WHAT IS NEEDED: Pull out every line in the data that has the string "Tanggal" in it.

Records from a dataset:
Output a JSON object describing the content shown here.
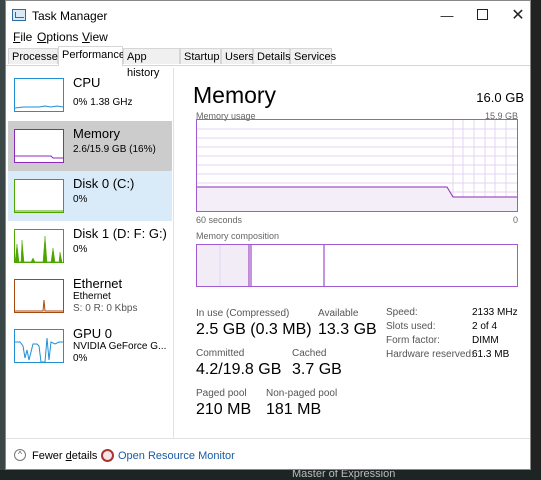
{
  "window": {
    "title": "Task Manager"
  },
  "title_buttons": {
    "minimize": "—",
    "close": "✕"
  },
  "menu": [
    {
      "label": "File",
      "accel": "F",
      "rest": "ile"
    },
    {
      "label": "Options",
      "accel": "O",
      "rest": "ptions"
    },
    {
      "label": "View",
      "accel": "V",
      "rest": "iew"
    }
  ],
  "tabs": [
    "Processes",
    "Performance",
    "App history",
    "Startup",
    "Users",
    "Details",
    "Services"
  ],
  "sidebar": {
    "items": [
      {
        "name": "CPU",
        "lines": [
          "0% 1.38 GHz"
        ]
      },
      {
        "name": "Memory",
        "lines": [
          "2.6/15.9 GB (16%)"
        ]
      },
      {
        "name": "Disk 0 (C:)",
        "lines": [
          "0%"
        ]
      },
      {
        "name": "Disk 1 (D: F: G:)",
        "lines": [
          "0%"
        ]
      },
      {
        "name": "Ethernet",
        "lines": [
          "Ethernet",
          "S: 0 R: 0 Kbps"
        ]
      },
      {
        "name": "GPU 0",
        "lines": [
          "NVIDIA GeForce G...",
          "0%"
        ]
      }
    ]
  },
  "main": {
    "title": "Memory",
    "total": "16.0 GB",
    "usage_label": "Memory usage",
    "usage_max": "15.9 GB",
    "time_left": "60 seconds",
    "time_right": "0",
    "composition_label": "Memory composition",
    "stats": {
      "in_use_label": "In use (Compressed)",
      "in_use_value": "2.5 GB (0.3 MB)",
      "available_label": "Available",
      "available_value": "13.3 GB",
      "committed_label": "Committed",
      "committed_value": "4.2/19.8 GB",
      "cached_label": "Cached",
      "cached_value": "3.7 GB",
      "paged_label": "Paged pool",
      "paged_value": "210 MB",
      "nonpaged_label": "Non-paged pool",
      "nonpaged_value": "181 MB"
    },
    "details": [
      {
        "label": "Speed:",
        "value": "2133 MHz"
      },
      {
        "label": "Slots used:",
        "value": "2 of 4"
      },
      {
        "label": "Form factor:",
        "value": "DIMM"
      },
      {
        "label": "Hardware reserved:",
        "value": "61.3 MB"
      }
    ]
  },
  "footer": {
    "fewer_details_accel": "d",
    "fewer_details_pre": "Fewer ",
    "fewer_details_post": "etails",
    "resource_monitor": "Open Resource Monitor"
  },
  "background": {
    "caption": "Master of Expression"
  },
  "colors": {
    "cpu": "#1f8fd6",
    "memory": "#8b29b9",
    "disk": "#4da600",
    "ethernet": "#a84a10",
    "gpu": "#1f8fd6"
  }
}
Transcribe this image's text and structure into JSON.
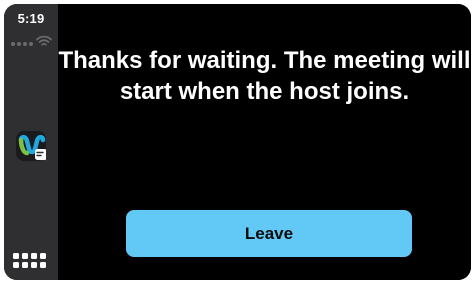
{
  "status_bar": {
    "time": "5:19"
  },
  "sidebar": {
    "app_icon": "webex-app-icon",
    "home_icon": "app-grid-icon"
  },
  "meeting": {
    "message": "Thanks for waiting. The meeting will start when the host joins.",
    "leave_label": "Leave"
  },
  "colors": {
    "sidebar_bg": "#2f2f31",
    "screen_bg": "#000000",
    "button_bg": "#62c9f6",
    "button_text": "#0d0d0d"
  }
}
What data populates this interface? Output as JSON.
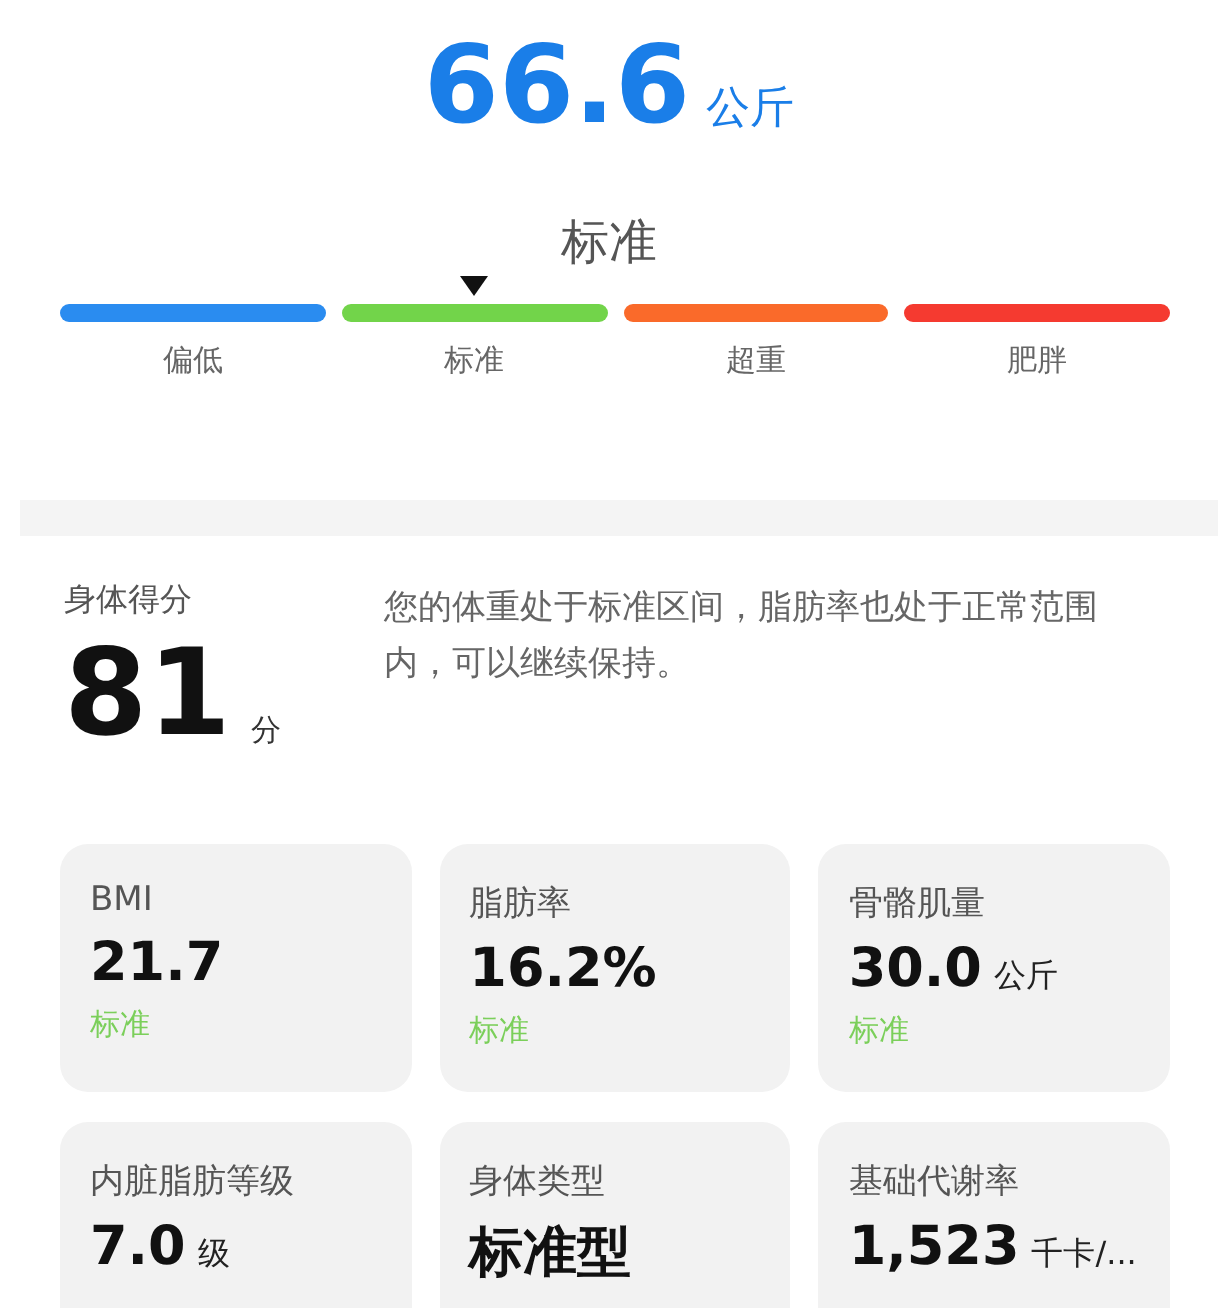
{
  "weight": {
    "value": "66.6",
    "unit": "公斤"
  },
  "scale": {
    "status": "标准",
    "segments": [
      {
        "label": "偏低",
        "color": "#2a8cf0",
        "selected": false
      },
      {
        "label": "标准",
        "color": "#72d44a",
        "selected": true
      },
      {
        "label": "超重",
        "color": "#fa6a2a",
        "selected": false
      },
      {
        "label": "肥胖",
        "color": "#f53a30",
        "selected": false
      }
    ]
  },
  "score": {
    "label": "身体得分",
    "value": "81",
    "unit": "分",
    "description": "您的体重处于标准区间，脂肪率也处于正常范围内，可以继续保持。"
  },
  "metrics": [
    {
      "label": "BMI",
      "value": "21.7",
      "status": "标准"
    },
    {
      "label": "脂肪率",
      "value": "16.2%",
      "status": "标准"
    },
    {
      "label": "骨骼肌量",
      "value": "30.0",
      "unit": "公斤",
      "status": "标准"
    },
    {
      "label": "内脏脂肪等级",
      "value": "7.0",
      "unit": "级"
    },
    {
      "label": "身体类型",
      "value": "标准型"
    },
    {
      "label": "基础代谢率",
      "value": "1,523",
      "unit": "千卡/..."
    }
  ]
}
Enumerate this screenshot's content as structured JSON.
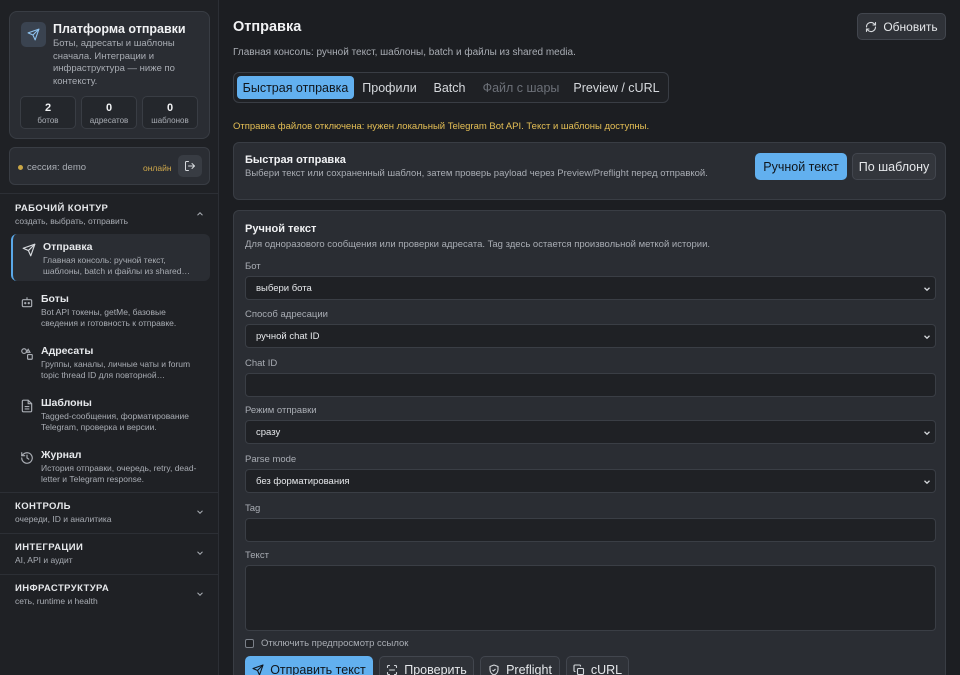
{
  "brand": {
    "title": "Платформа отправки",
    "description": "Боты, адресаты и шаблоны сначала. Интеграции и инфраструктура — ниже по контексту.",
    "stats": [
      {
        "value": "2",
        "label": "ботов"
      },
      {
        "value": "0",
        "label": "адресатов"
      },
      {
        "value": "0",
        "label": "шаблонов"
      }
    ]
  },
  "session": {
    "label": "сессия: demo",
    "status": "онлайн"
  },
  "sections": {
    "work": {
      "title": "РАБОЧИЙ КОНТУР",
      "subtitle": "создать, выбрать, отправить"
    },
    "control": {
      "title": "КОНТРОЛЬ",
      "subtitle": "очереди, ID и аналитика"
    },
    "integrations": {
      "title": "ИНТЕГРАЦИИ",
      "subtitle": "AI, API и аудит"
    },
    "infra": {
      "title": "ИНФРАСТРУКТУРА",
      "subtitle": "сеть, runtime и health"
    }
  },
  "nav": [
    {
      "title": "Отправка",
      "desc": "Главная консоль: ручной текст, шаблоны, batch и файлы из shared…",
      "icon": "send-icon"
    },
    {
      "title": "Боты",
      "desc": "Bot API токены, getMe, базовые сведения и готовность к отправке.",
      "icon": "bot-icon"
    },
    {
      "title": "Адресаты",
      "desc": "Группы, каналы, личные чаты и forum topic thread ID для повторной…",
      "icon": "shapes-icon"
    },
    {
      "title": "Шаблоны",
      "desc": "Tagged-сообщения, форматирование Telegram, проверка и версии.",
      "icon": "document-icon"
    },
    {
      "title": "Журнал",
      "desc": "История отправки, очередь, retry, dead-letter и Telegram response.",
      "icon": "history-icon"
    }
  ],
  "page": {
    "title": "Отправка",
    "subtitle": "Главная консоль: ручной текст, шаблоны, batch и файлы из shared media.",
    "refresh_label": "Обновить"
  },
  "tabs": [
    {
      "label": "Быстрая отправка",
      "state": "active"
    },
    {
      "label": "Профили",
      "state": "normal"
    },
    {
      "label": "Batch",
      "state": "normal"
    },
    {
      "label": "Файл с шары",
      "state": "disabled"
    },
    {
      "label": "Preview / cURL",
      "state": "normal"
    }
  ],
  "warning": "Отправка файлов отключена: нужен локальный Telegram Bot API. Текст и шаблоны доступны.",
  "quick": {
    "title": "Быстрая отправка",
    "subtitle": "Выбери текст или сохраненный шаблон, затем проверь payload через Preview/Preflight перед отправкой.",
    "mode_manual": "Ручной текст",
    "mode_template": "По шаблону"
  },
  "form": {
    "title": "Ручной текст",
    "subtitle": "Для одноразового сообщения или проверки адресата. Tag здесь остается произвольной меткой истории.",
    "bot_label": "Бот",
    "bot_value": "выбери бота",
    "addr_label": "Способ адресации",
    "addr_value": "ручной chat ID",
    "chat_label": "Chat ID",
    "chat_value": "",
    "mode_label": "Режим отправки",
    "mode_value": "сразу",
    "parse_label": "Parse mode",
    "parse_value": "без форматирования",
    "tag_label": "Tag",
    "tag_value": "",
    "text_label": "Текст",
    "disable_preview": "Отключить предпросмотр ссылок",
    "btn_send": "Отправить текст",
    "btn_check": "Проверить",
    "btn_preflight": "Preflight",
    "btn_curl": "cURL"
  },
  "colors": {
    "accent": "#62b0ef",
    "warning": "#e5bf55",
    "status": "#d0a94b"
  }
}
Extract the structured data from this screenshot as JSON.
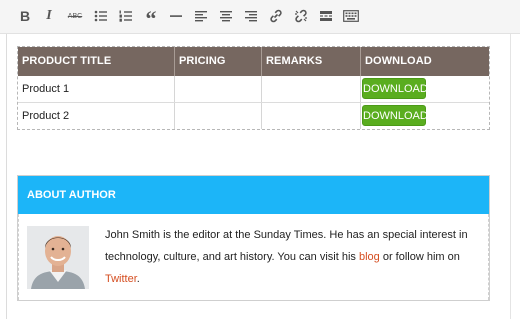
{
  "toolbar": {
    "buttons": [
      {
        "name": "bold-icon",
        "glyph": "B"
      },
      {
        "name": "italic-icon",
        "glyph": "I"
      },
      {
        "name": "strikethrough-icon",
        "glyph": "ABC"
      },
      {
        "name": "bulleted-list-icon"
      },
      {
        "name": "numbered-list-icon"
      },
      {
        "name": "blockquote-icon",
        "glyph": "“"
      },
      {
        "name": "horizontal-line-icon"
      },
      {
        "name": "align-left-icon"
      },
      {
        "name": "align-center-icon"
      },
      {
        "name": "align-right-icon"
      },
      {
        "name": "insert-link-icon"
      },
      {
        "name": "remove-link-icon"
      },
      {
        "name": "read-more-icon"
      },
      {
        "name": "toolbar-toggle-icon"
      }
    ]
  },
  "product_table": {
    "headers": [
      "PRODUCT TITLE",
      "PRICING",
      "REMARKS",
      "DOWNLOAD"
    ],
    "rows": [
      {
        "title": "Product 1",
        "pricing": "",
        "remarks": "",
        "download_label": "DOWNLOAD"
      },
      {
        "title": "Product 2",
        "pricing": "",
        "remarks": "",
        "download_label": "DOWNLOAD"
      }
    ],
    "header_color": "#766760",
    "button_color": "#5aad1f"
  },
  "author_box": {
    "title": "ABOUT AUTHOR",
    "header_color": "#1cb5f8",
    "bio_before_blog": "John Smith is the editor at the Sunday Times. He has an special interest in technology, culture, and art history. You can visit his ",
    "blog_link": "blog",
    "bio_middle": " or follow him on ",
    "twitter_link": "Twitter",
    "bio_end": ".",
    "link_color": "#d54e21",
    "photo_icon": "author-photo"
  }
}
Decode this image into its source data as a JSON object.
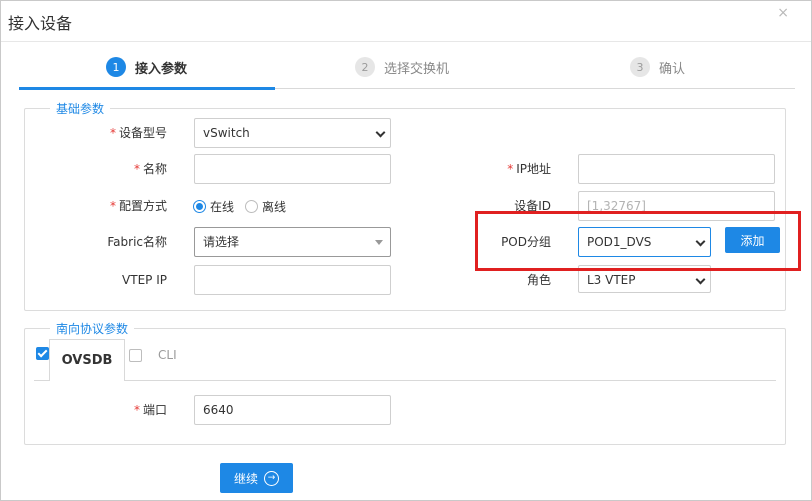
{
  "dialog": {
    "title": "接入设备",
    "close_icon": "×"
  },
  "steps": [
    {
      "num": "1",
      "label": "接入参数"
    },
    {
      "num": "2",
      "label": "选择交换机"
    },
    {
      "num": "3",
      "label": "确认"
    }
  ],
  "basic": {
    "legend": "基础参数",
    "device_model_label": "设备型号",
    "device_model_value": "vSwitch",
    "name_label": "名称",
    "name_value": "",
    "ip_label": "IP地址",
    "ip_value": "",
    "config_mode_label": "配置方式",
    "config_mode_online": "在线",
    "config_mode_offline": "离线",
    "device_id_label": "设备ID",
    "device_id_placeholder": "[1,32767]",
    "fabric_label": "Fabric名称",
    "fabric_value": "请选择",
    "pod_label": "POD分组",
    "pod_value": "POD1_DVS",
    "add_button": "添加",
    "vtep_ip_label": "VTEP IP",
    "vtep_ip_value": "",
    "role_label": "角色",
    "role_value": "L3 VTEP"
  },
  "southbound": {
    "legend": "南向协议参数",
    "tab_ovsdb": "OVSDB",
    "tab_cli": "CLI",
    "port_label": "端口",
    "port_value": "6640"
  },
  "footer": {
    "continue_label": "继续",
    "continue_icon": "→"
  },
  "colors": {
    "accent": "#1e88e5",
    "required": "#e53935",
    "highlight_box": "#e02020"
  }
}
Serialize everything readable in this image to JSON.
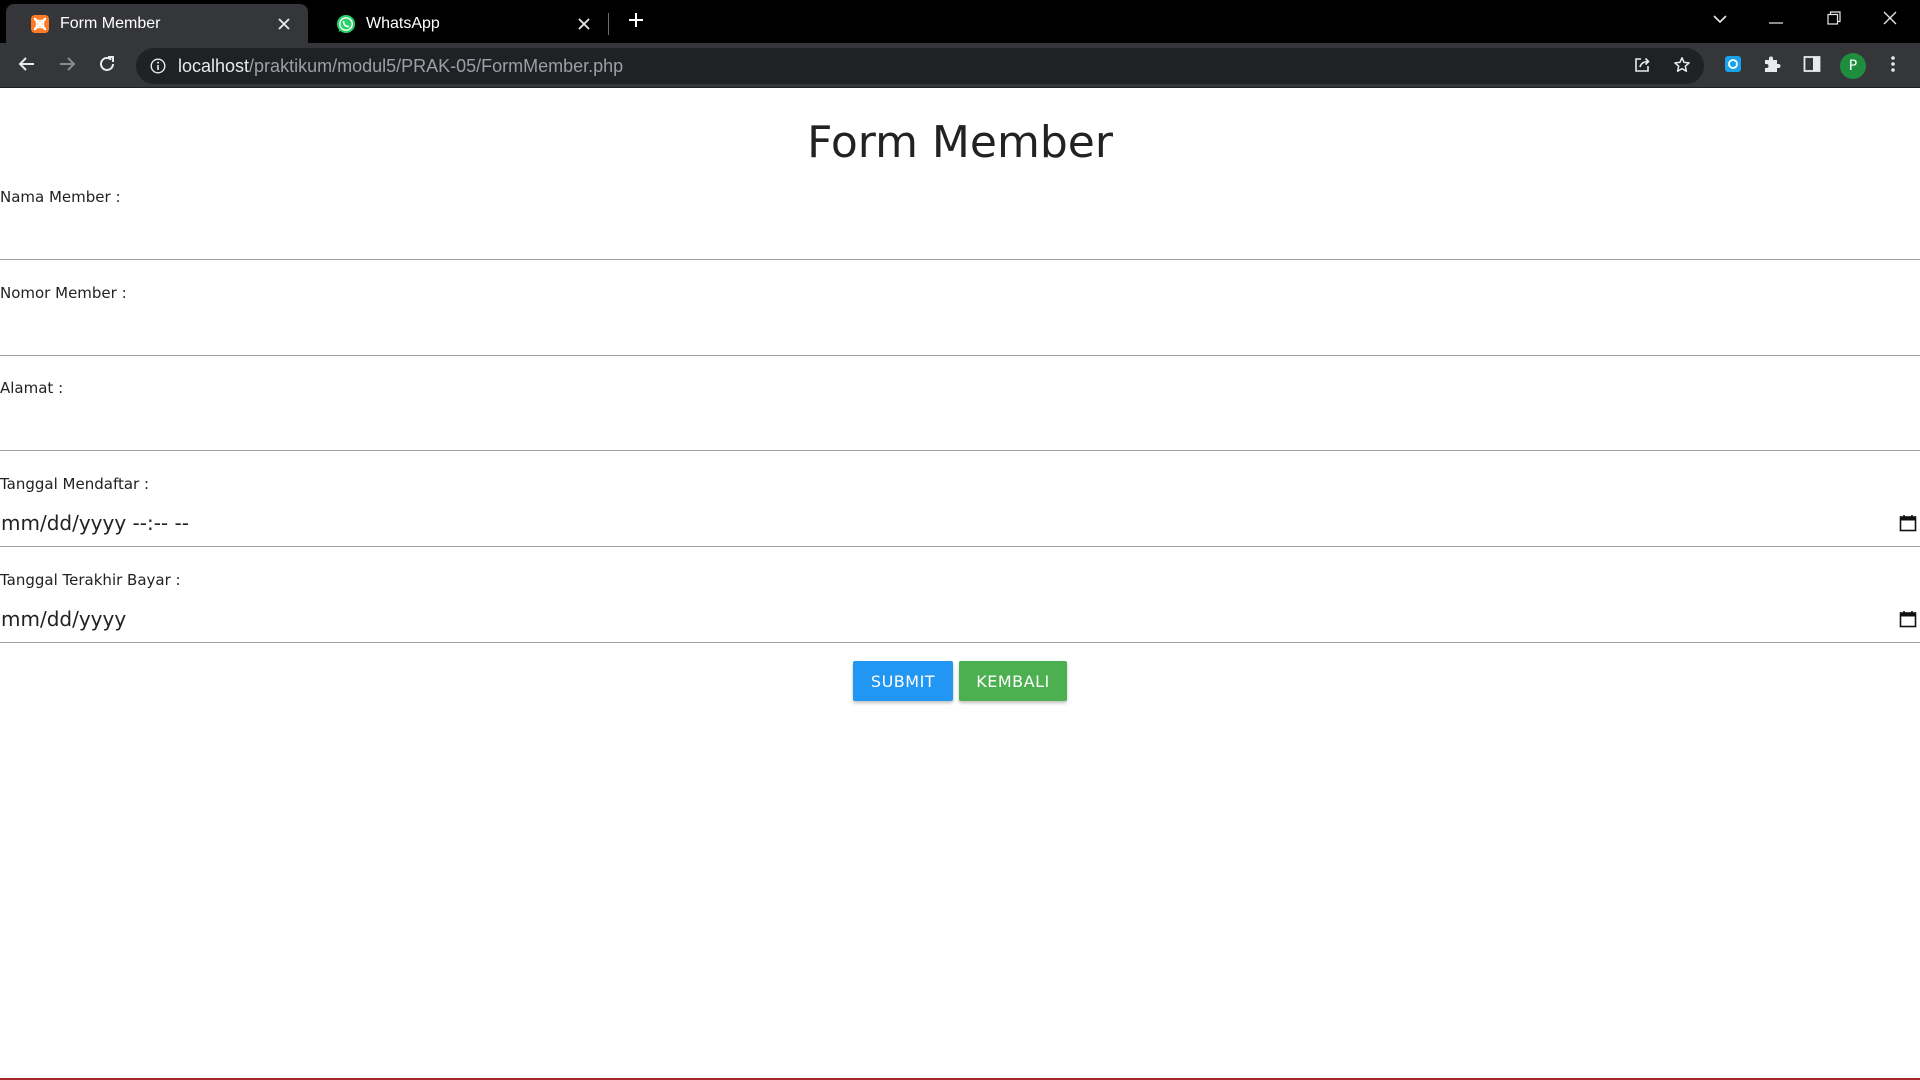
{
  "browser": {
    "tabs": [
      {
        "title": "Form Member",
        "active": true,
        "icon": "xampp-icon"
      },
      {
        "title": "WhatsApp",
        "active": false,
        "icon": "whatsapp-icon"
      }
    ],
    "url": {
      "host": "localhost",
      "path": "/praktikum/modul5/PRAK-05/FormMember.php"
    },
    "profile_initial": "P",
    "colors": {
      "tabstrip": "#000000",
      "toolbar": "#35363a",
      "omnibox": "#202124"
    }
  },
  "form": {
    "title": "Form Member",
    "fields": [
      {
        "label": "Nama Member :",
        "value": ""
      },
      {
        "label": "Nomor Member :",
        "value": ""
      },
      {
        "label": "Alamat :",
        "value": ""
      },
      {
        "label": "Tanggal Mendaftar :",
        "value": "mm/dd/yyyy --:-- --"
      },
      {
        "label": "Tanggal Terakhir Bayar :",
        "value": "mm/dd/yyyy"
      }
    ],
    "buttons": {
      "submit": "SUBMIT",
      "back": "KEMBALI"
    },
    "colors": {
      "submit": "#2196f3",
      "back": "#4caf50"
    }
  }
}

ANSWER SPACE:
        "label": "Tanggal Mendaftar :",
        "label": "Tanggal Terakhir Bayar :",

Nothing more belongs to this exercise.